Photos show Agriculturist Welsie Barro and his family of Aglaonema and other pricey ornamental plants
Planting ornamental plants in the mining area is unthinkable given the characteristic of the soil, lateritic – reddish clayey, rusty, hard when dry, often rocky. Given these challenges, who would have thought that one would dare to prove that if it has to be, it’s all up to me.
Thus, the agriculturist Welsie Barro and his family, they painstakingly dealt with the challenge and eventually succeeded in growing Aglaonema and other pricey ornamental plants.
Before the advent of “plantitas and plantitos” became a buzzword, the environment protection and enhancement team of Hinatuan Mining Corp. (HMC) in Surigao del Norte, a subsidiary of Nickel Asia Corp. (NAC), has been propagating expensive and exotic ornamental plants as part of the mining company’s rehabilitation program. And for fun, HMC gives away some of these plants as gifts to visitors at the mine site
At first, Barro couldn’t identify some of the ornamental plants before the “plant craze” heightened. He would Google them and he, and his supervisor, HMC Forester Earl John A. Gascon, would have fun identifying and comparing the species they have in the mine site with those on the internet with expensive price tag.
“We don’t sell them, we grow them for landscaping and it is exciting to know their scientific names as we show them to visitors and they would ask for a stem or two as a souvenir,” Barro excitedly shared.
Agriculturist Welsie Barro, at first, couldn’t identify some of the ornamental plants before the “plant craze” heightened. He would Google them and he, and his supervisor, HMC Forester Earl John A. Gascon, would have fun identifying and comparing the species they have in the mine site with those on the internet with the expensive price tag.
“We don’t sell them, we grow them for landscaping and it is exciting to know their scientific names as we show them to visitors and they would ask for a stem or two as souvenir,” Barro excitedly shares.
Barro did odd jobs before joining HMC as Agriculturist. He was first assigned to the reforestation section, then the nursery, growing seedlings, when Gascon discovered his love for landscaping and his patience in caring and managing sensitive plant species.
“I didn’t know what an agriculturist like me can do in a mining operation but here I am, growing ornamental, even medicinal, plants as part HMC’s program of building a beautiful forest in Hinatuan,” Barro muses.
HMC has already registered more than 300 hectares of rehabilitated mined-out areas, some are turned into forests, some into eco-tourism parks like the mining company’s Haleakala Garden and Anito Park where the ornamental plants mostly grow.
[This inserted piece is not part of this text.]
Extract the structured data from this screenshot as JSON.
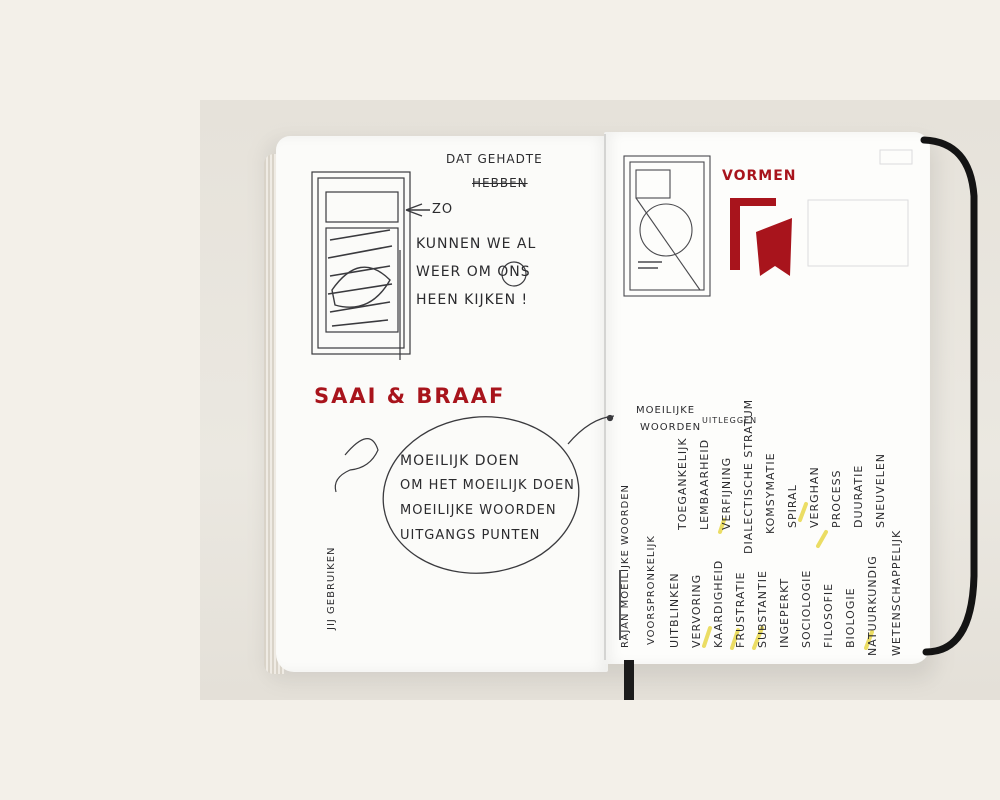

With the objective of fully restoring the environment that was disturbed by mining operations, HMC’s excellent knowledge on mine rehabilitation is shown by the return of botanical species, initially cleared at the beginning of mining operations, to the rehabilitated areas, complete with evidence of new native species.
“Our goal is simply to beautify the areas after they are declared mined-out and ready for re-greening and for full rehabilitation. We do landscaping to wow the communities and government regulators as part of our mandate, and then the plant craze happened and we excitedly joined the bandwagon, so to speak,” relates Forester Gascon.
Some of the “pricey” ornamental plants that HMC has been propagating are the different Aglaonema – Prestige, Creta, Pink dalmatian, Red valentine, Sparkling sarah, Red anjamani, Siam aurora, Green papaya. Also, the Yuccaaloifolia, that the internet is claiming to be selling for about P3000 per adult plant; the Alocassia zebrina; and the highly-regulated Badyang or
Alocassia macrorrhizos; and also among the most common, the Pothos plant.
What is evident in HMC is that throughout the entire life of the mine the state of the environment gets the highest priority.
The extent of regeneration and rehabilitation at HMC is something any environmentalist can be proud of.